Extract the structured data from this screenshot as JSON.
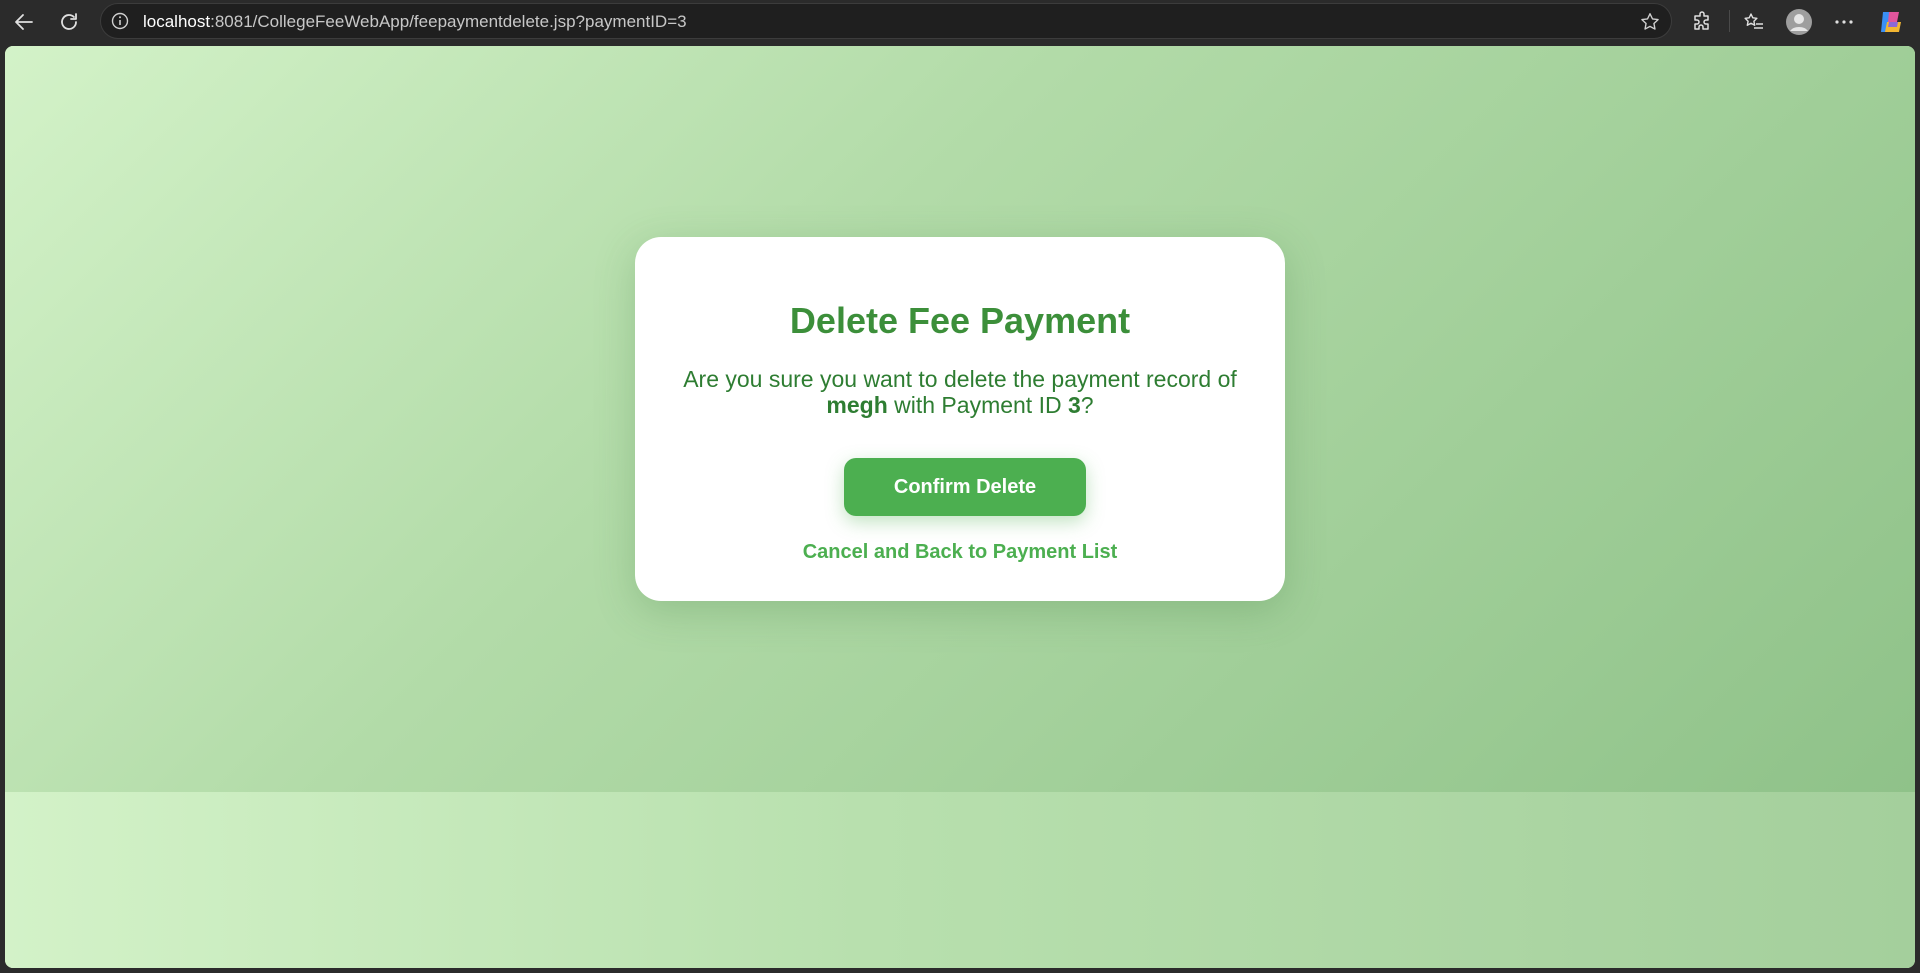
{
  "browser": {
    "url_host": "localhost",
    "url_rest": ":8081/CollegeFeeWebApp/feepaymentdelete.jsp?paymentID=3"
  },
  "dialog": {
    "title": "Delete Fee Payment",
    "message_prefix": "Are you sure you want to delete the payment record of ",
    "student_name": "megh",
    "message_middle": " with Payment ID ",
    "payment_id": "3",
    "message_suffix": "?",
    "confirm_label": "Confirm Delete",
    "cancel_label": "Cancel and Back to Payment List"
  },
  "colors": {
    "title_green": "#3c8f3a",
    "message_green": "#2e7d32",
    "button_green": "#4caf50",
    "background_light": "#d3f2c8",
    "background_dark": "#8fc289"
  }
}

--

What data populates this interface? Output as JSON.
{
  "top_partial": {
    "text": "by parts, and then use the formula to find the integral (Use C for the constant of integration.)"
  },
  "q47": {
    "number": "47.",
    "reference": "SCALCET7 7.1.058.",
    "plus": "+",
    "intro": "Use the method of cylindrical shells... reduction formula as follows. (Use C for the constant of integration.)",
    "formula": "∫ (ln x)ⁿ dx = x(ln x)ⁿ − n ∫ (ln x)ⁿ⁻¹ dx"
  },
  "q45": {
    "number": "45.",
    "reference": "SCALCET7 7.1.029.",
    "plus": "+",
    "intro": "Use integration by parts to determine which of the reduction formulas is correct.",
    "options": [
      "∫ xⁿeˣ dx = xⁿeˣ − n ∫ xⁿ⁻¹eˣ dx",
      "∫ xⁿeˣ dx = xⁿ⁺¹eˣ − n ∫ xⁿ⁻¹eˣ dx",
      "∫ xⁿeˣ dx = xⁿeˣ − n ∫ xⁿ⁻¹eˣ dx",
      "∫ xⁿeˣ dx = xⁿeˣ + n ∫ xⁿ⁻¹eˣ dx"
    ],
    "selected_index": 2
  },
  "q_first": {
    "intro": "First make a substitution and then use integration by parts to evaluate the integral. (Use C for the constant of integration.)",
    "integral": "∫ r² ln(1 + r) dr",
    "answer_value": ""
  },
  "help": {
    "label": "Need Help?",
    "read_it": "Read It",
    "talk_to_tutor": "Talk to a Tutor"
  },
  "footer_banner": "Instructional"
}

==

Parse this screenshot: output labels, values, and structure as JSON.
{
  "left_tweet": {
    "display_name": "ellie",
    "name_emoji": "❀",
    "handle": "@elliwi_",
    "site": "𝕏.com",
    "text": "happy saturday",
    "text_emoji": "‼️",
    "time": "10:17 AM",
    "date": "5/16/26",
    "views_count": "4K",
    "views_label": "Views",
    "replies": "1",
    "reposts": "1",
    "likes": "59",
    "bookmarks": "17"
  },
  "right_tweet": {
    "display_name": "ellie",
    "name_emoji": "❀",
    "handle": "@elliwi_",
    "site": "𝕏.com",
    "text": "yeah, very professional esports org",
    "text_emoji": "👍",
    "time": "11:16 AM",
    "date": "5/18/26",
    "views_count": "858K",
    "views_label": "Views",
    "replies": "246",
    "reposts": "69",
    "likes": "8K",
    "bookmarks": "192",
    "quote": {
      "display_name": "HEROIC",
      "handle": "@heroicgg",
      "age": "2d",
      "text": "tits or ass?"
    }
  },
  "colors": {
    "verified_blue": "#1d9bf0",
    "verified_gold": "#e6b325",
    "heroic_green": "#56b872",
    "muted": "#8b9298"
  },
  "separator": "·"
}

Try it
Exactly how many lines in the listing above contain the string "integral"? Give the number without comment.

Written response
3